**Provided records:**
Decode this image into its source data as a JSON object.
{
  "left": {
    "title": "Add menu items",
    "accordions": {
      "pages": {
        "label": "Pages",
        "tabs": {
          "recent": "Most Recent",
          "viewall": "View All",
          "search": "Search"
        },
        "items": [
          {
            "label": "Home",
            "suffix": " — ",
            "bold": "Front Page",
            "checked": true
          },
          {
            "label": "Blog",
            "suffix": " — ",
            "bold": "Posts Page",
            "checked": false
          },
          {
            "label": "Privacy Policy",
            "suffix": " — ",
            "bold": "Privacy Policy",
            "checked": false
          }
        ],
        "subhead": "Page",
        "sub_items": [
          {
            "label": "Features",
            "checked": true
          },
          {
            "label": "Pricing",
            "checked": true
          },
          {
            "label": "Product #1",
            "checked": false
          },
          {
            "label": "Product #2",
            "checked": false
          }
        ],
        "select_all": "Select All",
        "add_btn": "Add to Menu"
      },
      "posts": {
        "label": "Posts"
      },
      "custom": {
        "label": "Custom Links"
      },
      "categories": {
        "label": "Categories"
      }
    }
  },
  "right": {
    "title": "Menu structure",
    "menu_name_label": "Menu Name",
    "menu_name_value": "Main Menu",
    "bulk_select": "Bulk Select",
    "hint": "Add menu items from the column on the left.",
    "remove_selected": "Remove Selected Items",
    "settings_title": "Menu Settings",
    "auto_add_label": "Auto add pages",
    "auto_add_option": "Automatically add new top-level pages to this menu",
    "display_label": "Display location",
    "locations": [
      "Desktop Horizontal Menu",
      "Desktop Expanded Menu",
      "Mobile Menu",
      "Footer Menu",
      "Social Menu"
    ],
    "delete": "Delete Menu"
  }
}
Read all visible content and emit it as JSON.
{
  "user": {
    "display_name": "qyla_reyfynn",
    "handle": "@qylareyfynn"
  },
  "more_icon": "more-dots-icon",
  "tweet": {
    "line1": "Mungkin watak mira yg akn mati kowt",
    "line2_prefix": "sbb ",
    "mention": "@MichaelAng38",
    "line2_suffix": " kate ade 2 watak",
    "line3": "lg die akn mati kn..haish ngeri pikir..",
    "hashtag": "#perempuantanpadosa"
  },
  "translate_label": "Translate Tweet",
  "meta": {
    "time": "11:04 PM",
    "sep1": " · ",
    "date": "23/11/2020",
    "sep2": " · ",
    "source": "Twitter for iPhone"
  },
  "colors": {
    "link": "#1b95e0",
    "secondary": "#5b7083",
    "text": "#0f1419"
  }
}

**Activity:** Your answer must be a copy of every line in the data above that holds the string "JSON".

**Answer for this exercise:**
Decode this image into its source data as a JSON object.
Read all visible content and emit it as JSON.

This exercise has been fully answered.